This post comes from our blog intern, Aubrie!
Reality can be easily augmented in an artist’s mind. When I came across the work of Victoria Siemer (aka Witchoria), she immediately transported me into a different world. A world where humans are weightless, where you don’t know which way is up and which is down, and where cyberspace meets outer space. Her portfolio is diverse and her striking graphics certainly make you think, inviting you in to her atmospheric dream.
The mysterious quality of her designs had me so intrigued that I just had to learn more about this Brooklyn-based artist’s work!
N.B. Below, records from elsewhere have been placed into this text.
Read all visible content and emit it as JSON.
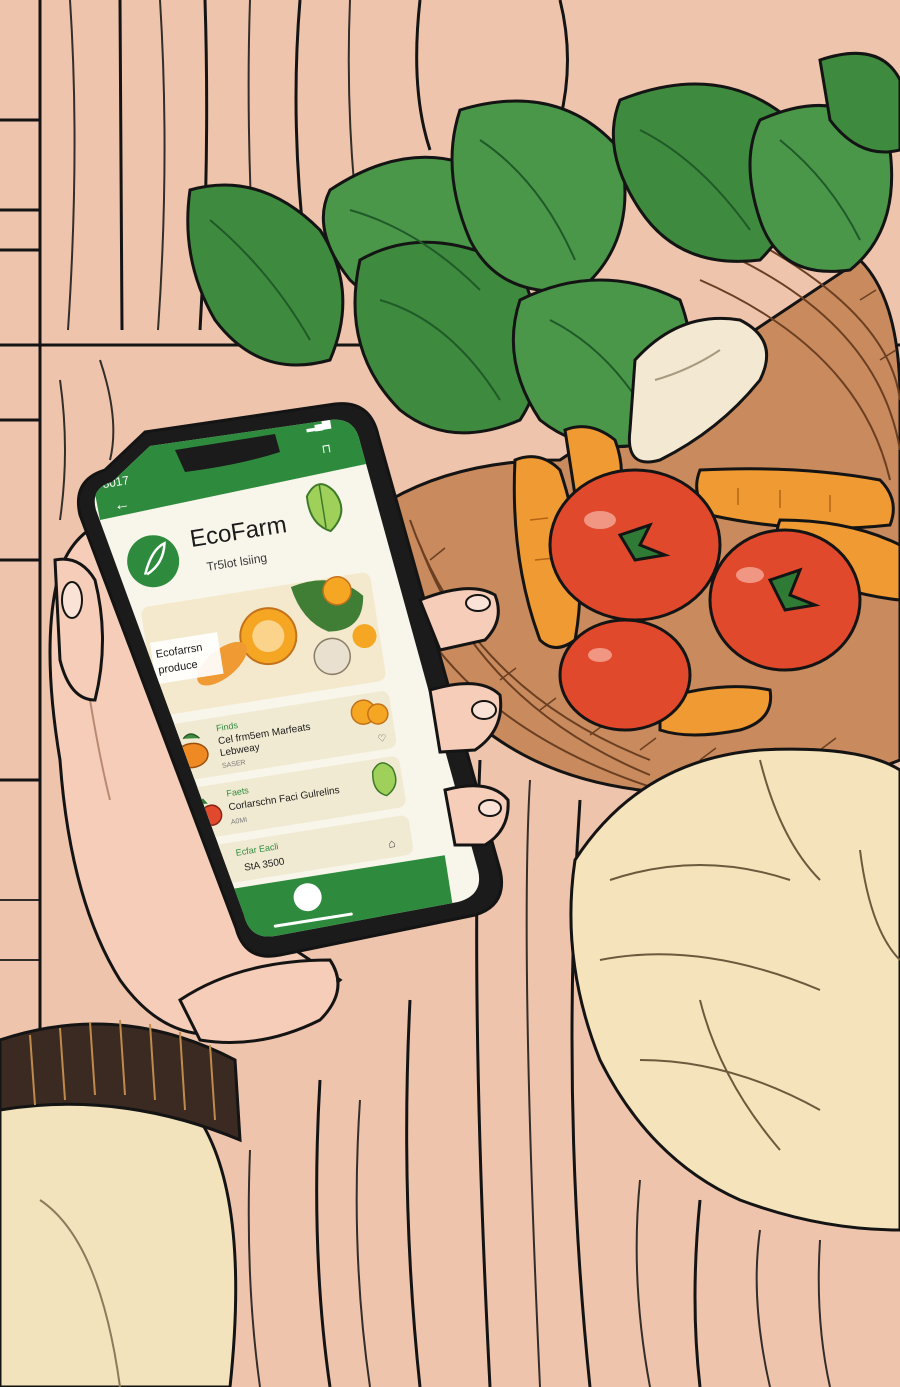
{
  "colors": {
    "table": "#efc4ad",
    "table_lines": "#141414",
    "leaf": "#3e8a3e",
    "leaf_light": "#6aaa52",
    "tomato": "#e0492c",
    "carrot": "#ef9a32",
    "basket": "#c98a5d",
    "cloth": "#f4e3bb",
    "skin": "#f6cdb8",
    "sleeve": "#f3e3bd",
    "cuff": "#3b2a22",
    "phone_body": "#1b1b1b",
    "app_green": "#2e8b3e",
    "screen_bg": "#f8f5ea"
  },
  "status_bar": {
    "time": "8017"
  },
  "app": {
    "title": "EcoFarm",
    "subtitle": "Tr5lot lsiing",
    "logo_icon": "leaf-icon",
    "banner_label_line1": "Ecofarrsn",
    "banner_label_line2": "produce",
    "items": [
      {
        "category": "Finds",
        "name_line1": "Cel frm5em Marfeats",
        "name_line2": "Lebweay",
        "meta": "SASER",
        "icon": "pumpkin-icon"
      },
      {
        "category": "Faets",
        "name_line1": "Corlarschn Faci Gulrelins",
        "name_line2": "",
        "meta": "A0MI",
        "icon": "tomato-icon"
      },
      {
        "category": "Ecfar Eacli",
        "name_line1": "StA 3500",
        "name_line2": "",
        "meta": "",
        "icon": "tomato-icon"
      }
    ]
  }
}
Victoria’s purely progressive nature has her pushing boundaries in both art and design at every opportunity. Read on to dive deeper into her alluring fantasy world, to revel in what inspires her art, and to admire her quirky, creative wit.
Each one of your images seems to represent some sort of augmented reality. How would you describe the vibe of your work? Do you feel like there’s a mystical space that all of these creations are living in?
I think everyone has a mystical space where creativity lives, and that’s our imaginations. What’s wonderful is that I’ve managed to make a career out of using mine. I think that I’ve always had a fascination with the idea of magic, or superpowers, and digital manipulation has given me the ability to sort of create my own alternate realities where those things are possible.
You’re currently living in Brooklyn, NY. Where are you originally from? Do you think Brooklyn is a stimulating place for an artist to live? Why?
I grew up in the DMV, went to SUNY Buffalo, then moved to Bushwick a few years ago. It’s without a doubt a stimulating place for an artist to live. I don’t think I’d be where I am now if I hadn’t moved here. Being surrounded by so many brilliant creatives really challenges you to become a better artist. At the same time, I don’t know if New York is for everyone, living here can be lonely, despite being such a big city. Living here — and creating here — requires a certain level of toughness.
What’s your favorite local hangout spot in Brooklyn?
In the summertime? Any rooftop. There’s something about the skyline. It’s hypnotic. It balances out the stress of living in this city; it makes it all worthwhile.
Name a few things we could find you doing on any given day.
Spending too much time on Wikipedia. Listening to podcasts. Doing crosswords. Zoning out on the train. Eating huevos rancheros or nachos. Throwing together an impromptu photoshoot. Photoshopping in bed.
Did you always want to be a graphic designer?
Honestly, I had no idea. I had always been creative, in a sense, but I had never really applied that creativity to something tangible. I ended up stumbling into design in college and it was the first time in my life something just clicked. Now I can’t imagine my life any other way.
What inspired you to choose this path for yourself?
There is a really amazing Ted Talk by Ken Robinson called ‘How Schools Kill Creativity’ that I find extremely relevant now that I have fully embraced my creativity. I wasn’t really allowed to utilize it when I was younger. Out of the rubric thinking was not accepted, and often ended in some sort of punishment, especially with grading. I was a mediocre high school student because of this, but an exceptional student in college, once I found an atmosphere that nurtured creative thinking.
How do you think your designs have progressed through the years?
Seeing the evolution happen has been strange. I think there are a lot of factors that contribute to this. First, I’m a design nerd, and I grind out tutorials all the time to make sure my technique in the Adobe creative suite is on-par. Consistent content creation has also been a factor. I’m a digital designer for a marketing firm, so I have to make sure to allow time for personal work after a long day. I’ve learned that if you’re gonna chase the dream in New York, you’re going to have to work really hard for it.
What part of the design process is your favorite and why?
Figuring out how to do something without someone telling you how to do it. Bonus points if I figure it out without Google. Digital manipulation is like a puzzle sometimes. The final image is the problem, and you have to find a solution. Then there is a long process of trial and error. What is amazing is how many series of mine are based on mistakes. I’ve discovered so many amazing things through sheer failure, and I’ve found a way to harness them into something successful. Embracing failure is one of the most important lessons I’ve ever learned. And honestly, I can’t afford to do some of the things that I dream of doing. My ‘Illuminated’ series is a prime example of this. I fell in love with Robert Montgomery’s outdoor light installations. I can’t afford to make installations like that, I live in New York, the rent is insane here. So I found a way to digitally create my own.
How do your feelings and emotions play a role in your personal designs? Is there a story behind your pieces?
There is definitely an emotional root to everything I create. I find that I struggle with words when trying to express something that I’m going through. I have a much easier time expressing it visually. What I find interesting is how other people connect with the work. I love external interpretations. I try not to over explain any piece of work that I create so that people can create their own meaning in what they’re seeing. Sometimes I think some of that experience is lost if you give people a preconceived notion of how it’s supposed to be perceived.
Your work certainly has some elements of creative humor. How do you feel you really push the boundaries in graphic art today?
I just try to be myself. Life is hard, things get messy, and sometimes the only way to deal with it is to find a way to about it.
What does “free” mean to you?
Figuring out what who you are and doing what you love.
All images courtesy of Victoria Siemer.